* [SUPPLIED RECORDS]:
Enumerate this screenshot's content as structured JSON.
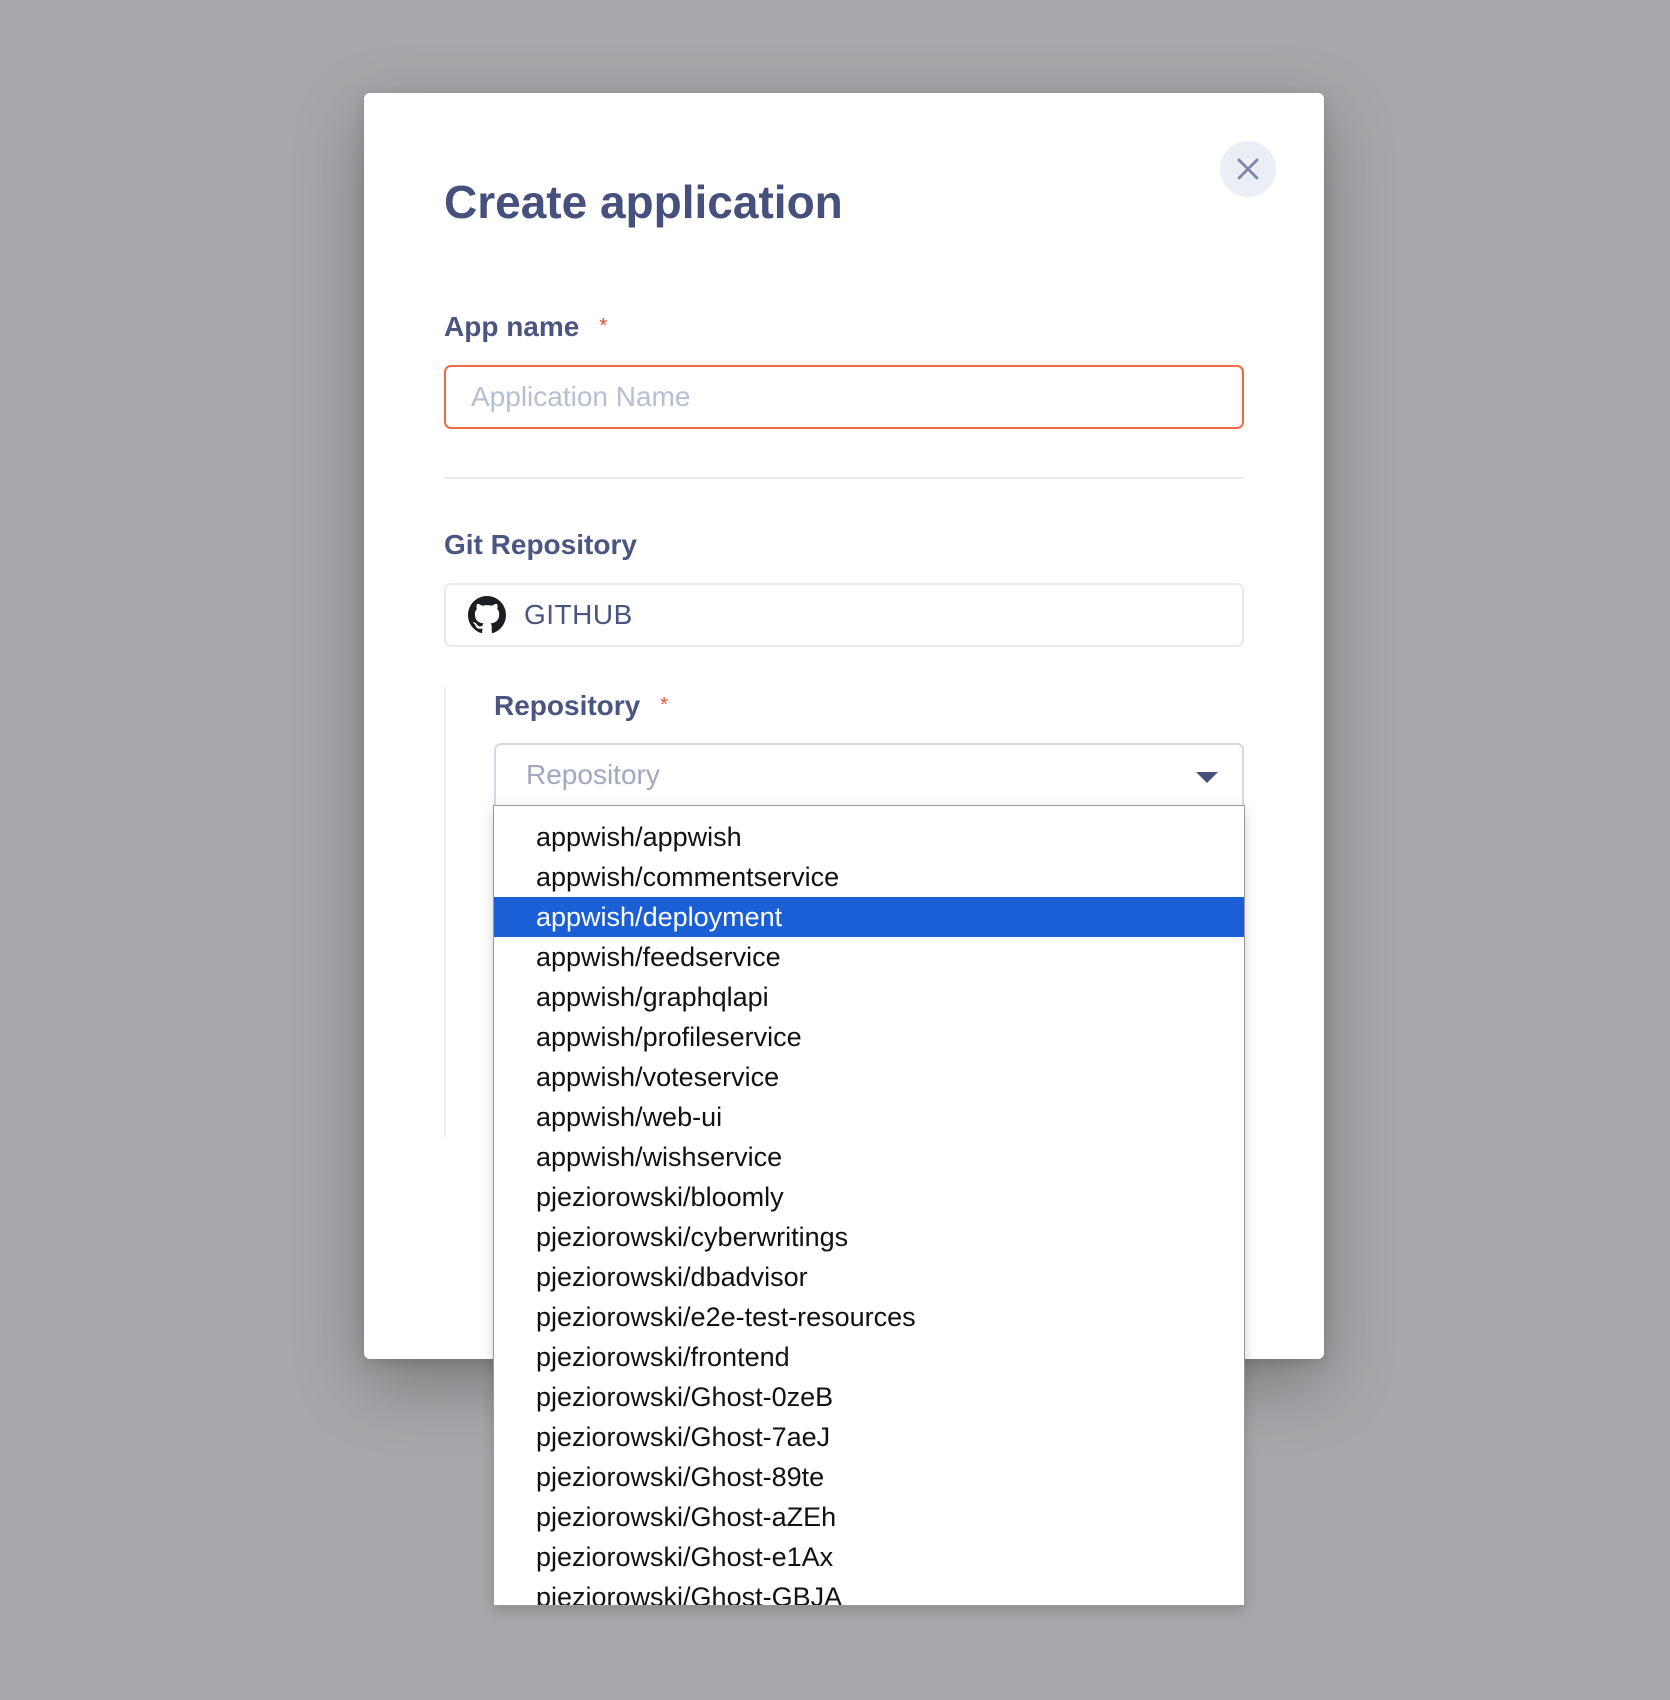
{
  "modal": {
    "title": "Create application",
    "close_icon": "close-icon"
  },
  "app_name": {
    "label": "App name",
    "required_mark": "*",
    "placeholder": "Application Name",
    "value": ""
  },
  "git": {
    "label": "Git Repository",
    "provider": "GITHUB",
    "provider_icon": "github-icon"
  },
  "repository": {
    "label": "Repository",
    "required_mark": "*",
    "placeholder": "Repository",
    "dropdown_icon": "chevron-down-icon",
    "selected": "appwish/deployment",
    "options": [
      "appwish/appwish",
      "appwish/commentservice",
      "appwish/deployment",
      "appwish/feedservice",
      "appwish/graphqlapi",
      "appwish/profileservice",
      "appwish/voteservice",
      "appwish/web-ui",
      "appwish/wishservice",
      "pjeziorowski/bloomly",
      "pjeziorowski/cyberwritings",
      "pjeziorowski/dbadvisor",
      "pjeziorowski/e2e-test-resources",
      "pjeziorowski/frontend",
      "pjeziorowski/Ghost-0zeB",
      "pjeziorowski/Ghost-7aeJ",
      "pjeziorowski/Ghost-89te",
      "pjeziorowski/Ghost-aZEh",
      "pjeziorowski/Ghost-e1Ax",
      "pjeziorowski/Ghost-GBJA"
    ]
  },
  "colors": {
    "backdrop": "#a7a8ab",
    "title": "#46507c",
    "required": "#e2502f",
    "error_border": "#ec6b45",
    "selected_option": "#1b5fd6"
  }
}
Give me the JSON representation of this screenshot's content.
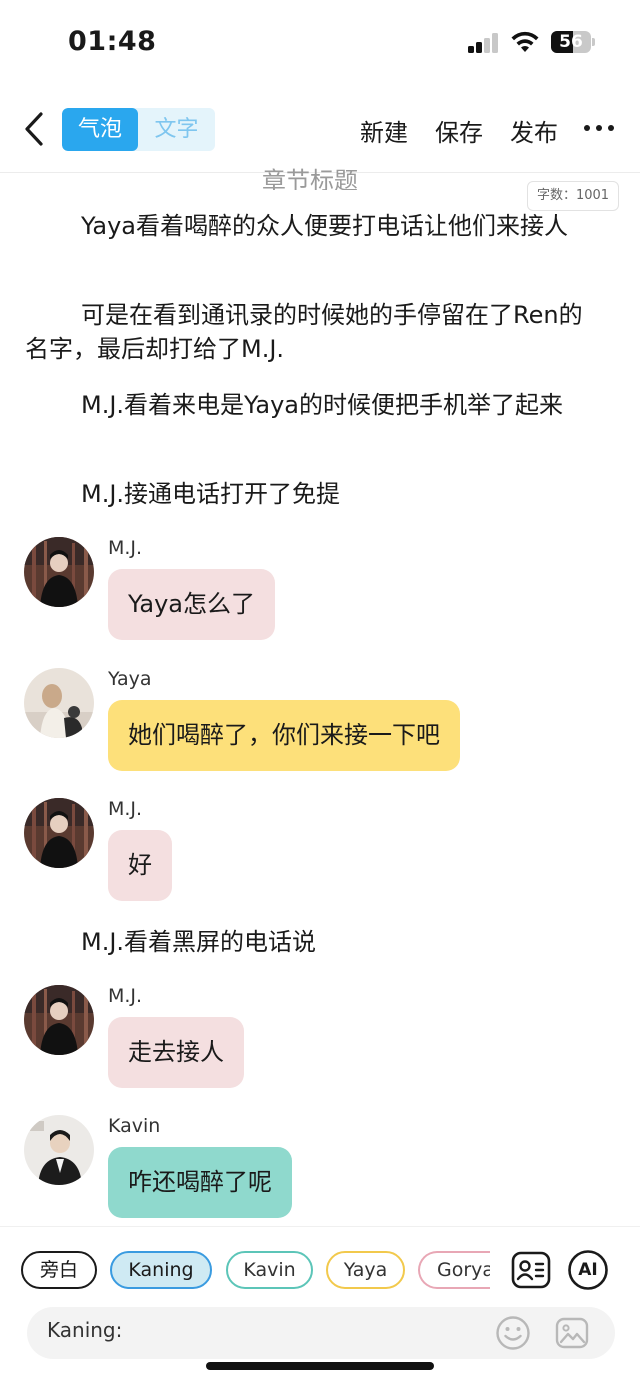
{
  "status_bar": {
    "time": "01:48",
    "battery_level": "56",
    "battery_fraction": 0.56,
    "signal_bars_active": 2,
    "signal_bars_total": 4
  },
  "nav": {
    "back_icon": "chevron-left-icon",
    "segment_bubble": "气泡",
    "segment_text": "文字",
    "new_label": "新建",
    "save_label": "保存",
    "publish_label": "发布",
    "more_icon": "more-dots-icon",
    "accent_color": "#2aa7ee"
  },
  "editor": {
    "chapter_title": "章节标题",
    "word_count": "字数：1001",
    "paragraphs": [
      "Yaya看着喝醉的众人便要打电话让他们来接人",
      "可是在看到通讯录的时候她的手停留在了Ren的名字，最后却打给了M.J.",
      "M.J.看着来电是Yaya的时候便把手机举了起来",
      "M.J.接通电话打开了免提",
      "M.J.看着黑屏的电话说"
    ],
    "messages": [
      {
        "sender": "M.J.",
        "text": "Yaya怎么了",
        "bubble_color": "#f4dfe0"
      },
      {
        "sender": "Yaya",
        "text": "她们喝醉了，你们来接一下吧",
        "bubble_color": "#fde07a"
      },
      {
        "sender": "M.J.",
        "text": "好",
        "bubble_color": "#f4dfe0"
      },
      {
        "sender": "M.J.",
        "text": "走去接人",
        "bubble_color": "#f4dfe0"
      },
      {
        "sender": "Kavin",
        "text": "咋还喝醉了呢",
        "bubble_color": "#8fd9cd"
      }
    ]
  },
  "bottom": {
    "characters": [
      {
        "label": "旁白",
        "color": "#1a1a1a",
        "selected": false
      },
      {
        "label": "Kaning",
        "color": "#3a9be0",
        "selected": true
      },
      {
        "label": "Kavin",
        "color": "#5cc5b8",
        "selected": false
      },
      {
        "label": "Yaya",
        "color": "#f2c94c",
        "selected": false
      },
      {
        "label": "Gorya",
        "color": "#e8a7b5",
        "selected": false
      }
    ],
    "role_card_icon": "role-card-icon",
    "ai_label": "AI",
    "input_prefix": "Kaning:",
    "emoji_icon": "emoji-icon",
    "image_icon": "image-icon"
  }
}
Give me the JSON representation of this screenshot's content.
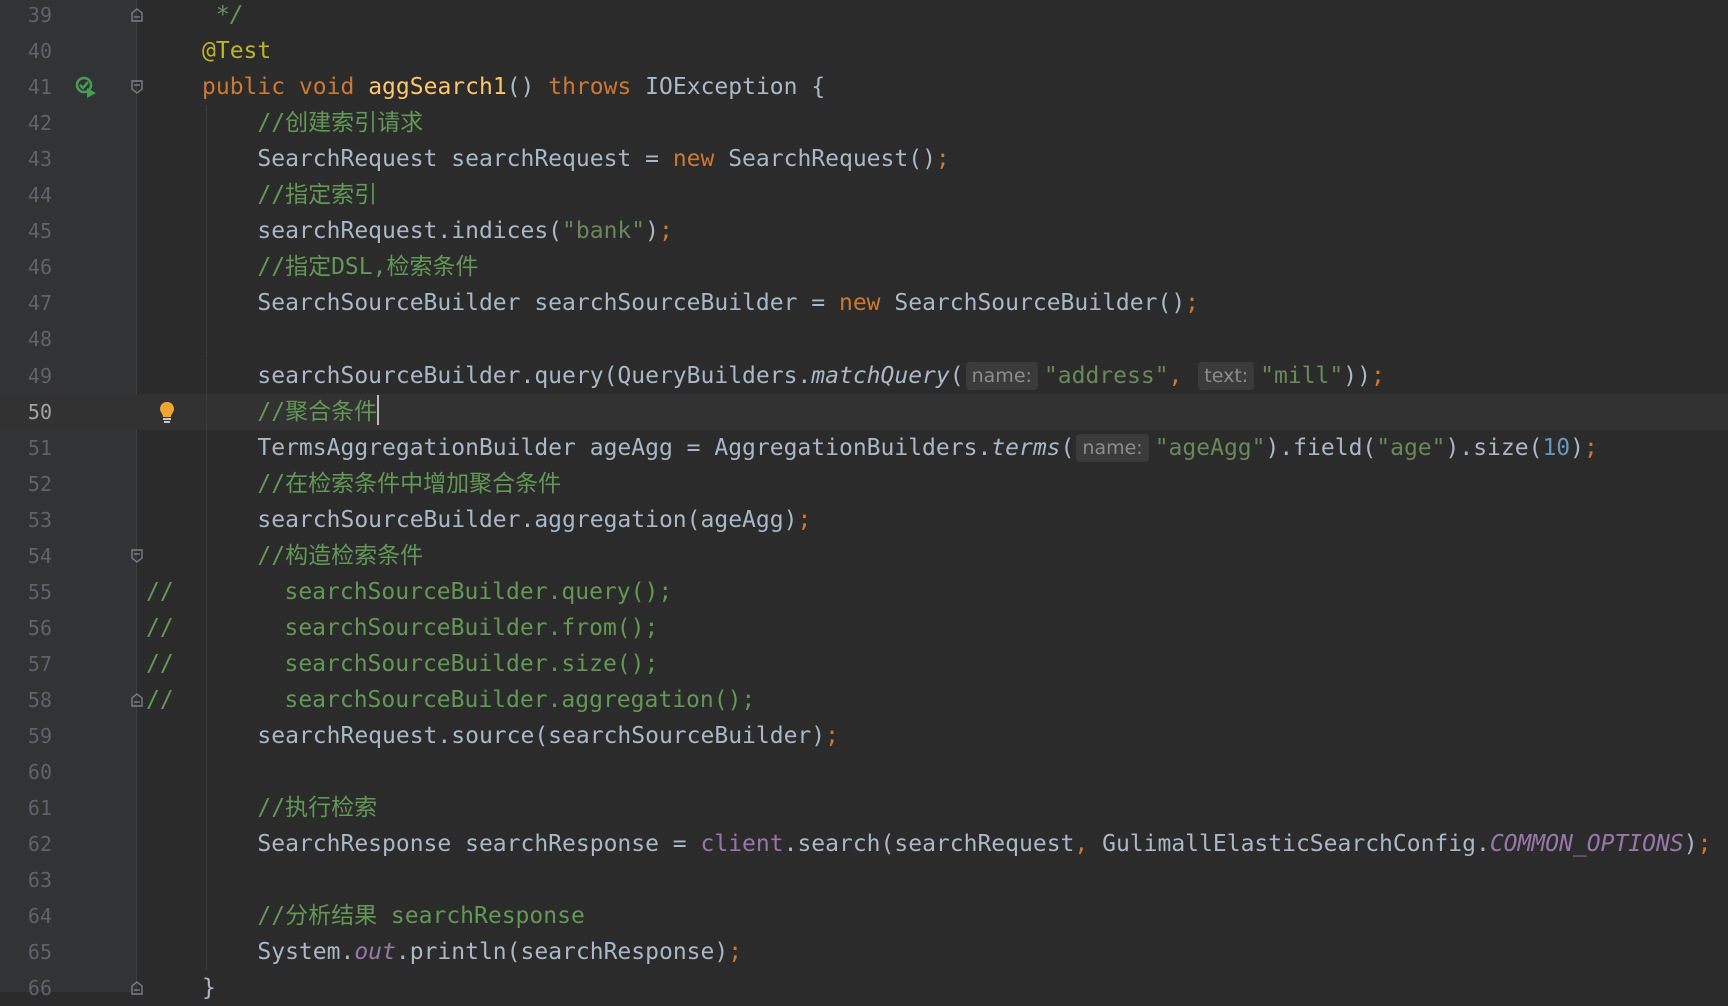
{
  "editor": {
    "lines": [
      {
        "num": "39",
        "tokens": [
          {
            "t": " */",
            "cls": "c it"
          }
        ]
      },
      {
        "num": "40",
        "tokens": [
          {
            "t": "@Test",
            "cls": "a"
          }
        ]
      },
      {
        "num": "41",
        "tokens": [
          {
            "t": "public",
            "cls": "k"
          },
          {
            "t": " "
          },
          {
            "t": "void",
            "cls": "k"
          },
          {
            "t": " "
          },
          {
            "t": "aggSearch1",
            "cls": "m"
          },
          {
            "t": "() "
          },
          {
            "t": "throws",
            "cls": "k"
          },
          {
            "t": " IOException {"
          }
        ]
      },
      {
        "num": "42",
        "tokens": [
          {
            "t": "    //创建索引请求",
            "cls": "c"
          }
        ]
      },
      {
        "num": "43",
        "tokens": [
          {
            "t": "    SearchRequest searchRequest = "
          },
          {
            "t": "new",
            "cls": "k"
          },
          {
            "t": " SearchRequest()"
          },
          {
            "t": ";",
            "cls": "k"
          }
        ]
      },
      {
        "num": "44",
        "tokens": [
          {
            "t": "    //指定索引",
            "cls": "c"
          }
        ]
      },
      {
        "num": "45",
        "tokens": [
          {
            "t": "    searchRequest.indices("
          },
          {
            "t": "\"bank\"",
            "cls": "s"
          },
          {
            "t": ")"
          },
          {
            "t": ";",
            "cls": "k"
          }
        ]
      },
      {
        "num": "46",
        "tokens": [
          {
            "t": "    //指定DSL,检索条件",
            "cls": "c"
          }
        ]
      },
      {
        "num": "47",
        "tokens": [
          {
            "t": "    SearchSourceBuilder searchSourceBuilder = "
          },
          {
            "t": "new",
            "cls": "k"
          },
          {
            "t": " SearchSourceBuilder()"
          },
          {
            "t": ";",
            "cls": "k"
          }
        ]
      },
      {
        "num": "48",
        "tokens": []
      },
      {
        "num": "49",
        "tokens": [
          {
            "t": "    searchSourceBuilder.query(QueryBuilders."
          },
          {
            "t": "matchQuery",
            "cls": "it"
          },
          {
            "t": "("
          },
          {
            "hint": "name:"
          },
          {
            "t": "\"address\"",
            "cls": "s"
          },
          {
            "t": ",",
            "cls": "k"
          },
          {
            "t": " "
          },
          {
            "hint": "text:"
          },
          {
            "t": "\"mill\"",
            "cls": "s"
          },
          {
            "t": "))"
          },
          {
            "t": ";",
            "cls": "k"
          }
        ]
      },
      {
        "num": "50",
        "current": true,
        "tokens": [
          {
            "t": "    //聚合条件",
            "cls": "c"
          },
          {
            "caret": true
          }
        ]
      },
      {
        "num": "51",
        "tokens": [
          {
            "t": "    TermsAggregationBuilder ageAgg = AggregationBuilders."
          },
          {
            "t": "terms",
            "cls": "it"
          },
          {
            "t": "("
          },
          {
            "hint": "name:"
          },
          {
            "t": "\"ageAgg\"",
            "cls": "s"
          },
          {
            "t": ").field("
          },
          {
            "t": "\"age\"",
            "cls": "s"
          },
          {
            "t": ").size("
          },
          {
            "t": "10",
            "cls": "n"
          },
          {
            "t": ")"
          },
          {
            "t": ";",
            "cls": "k"
          }
        ]
      },
      {
        "num": "52",
        "tokens": [
          {
            "t": "    //在检索条件中增加聚合条件",
            "cls": "c"
          }
        ]
      },
      {
        "num": "53",
        "tokens": [
          {
            "t": "    searchSourceBuilder.aggregation(ageAgg)"
          },
          {
            "t": ";",
            "cls": "k"
          }
        ]
      },
      {
        "num": "54",
        "tokens": [
          {
            "t": "    //构造检索条件",
            "cls": "c"
          }
        ]
      },
      {
        "num": "55",
        "tokens": [
          {
            "t": "//        searchSourceBuilder.query();",
            "cls": "c"
          }
        ],
        "lineComment": true
      },
      {
        "num": "56",
        "tokens": [
          {
            "t": "//        searchSourceBuilder.from();",
            "cls": "c"
          }
        ],
        "lineComment": true
      },
      {
        "num": "57",
        "tokens": [
          {
            "t": "//        searchSourceBuilder.size();",
            "cls": "c"
          }
        ],
        "lineComment": true
      },
      {
        "num": "58",
        "tokens": [
          {
            "t": "//        searchSourceBuilder.aggregation();",
            "cls": "c"
          }
        ],
        "lineComment": true
      },
      {
        "num": "59",
        "tokens": [
          {
            "t": "    searchRequest.source(searchSourceBuilder)"
          },
          {
            "t": ";",
            "cls": "k"
          }
        ]
      },
      {
        "num": "60",
        "tokens": []
      },
      {
        "num": "61",
        "tokens": [
          {
            "t": "    //执行检索",
            "cls": "c"
          }
        ]
      },
      {
        "num": "62",
        "tokens": [
          {
            "t": "    SearchResponse searchResponse = "
          },
          {
            "t": "client",
            "cls": "f"
          },
          {
            "t": ".search(searchRequest"
          },
          {
            "t": ",",
            "cls": "k"
          },
          {
            "t": " GulimallElasticSearchConfig."
          },
          {
            "t": "COMMON_OPTIONS",
            "cls": "fi"
          },
          {
            "t": ")"
          },
          {
            "t": ";",
            "cls": "k"
          }
        ]
      },
      {
        "num": "63",
        "tokens": []
      },
      {
        "num": "64",
        "tokens": [
          {
            "t": "    //分析结果 searchResponse",
            "cls": "c"
          }
        ]
      },
      {
        "num": "65",
        "tokens": [
          {
            "t": "    System."
          },
          {
            "t": "out",
            "cls": "fi"
          },
          {
            "t": ".println(searchResponse)"
          },
          {
            "t": ";",
            "cls": "k"
          }
        ]
      },
      {
        "num": "66",
        "tokens": [
          {
            "t": "}"
          }
        ]
      }
    ],
    "gutter_icons": {
      "run_line": "41",
      "bulb_line": "50",
      "fold_lines": [
        "39",
        "41",
        "54",
        "58",
        "66"
      ]
    }
  }
}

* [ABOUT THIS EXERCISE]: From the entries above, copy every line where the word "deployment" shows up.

* [TASK ANSWER]:
    "selected": "appwish/deployment",
      "appwish/deployment",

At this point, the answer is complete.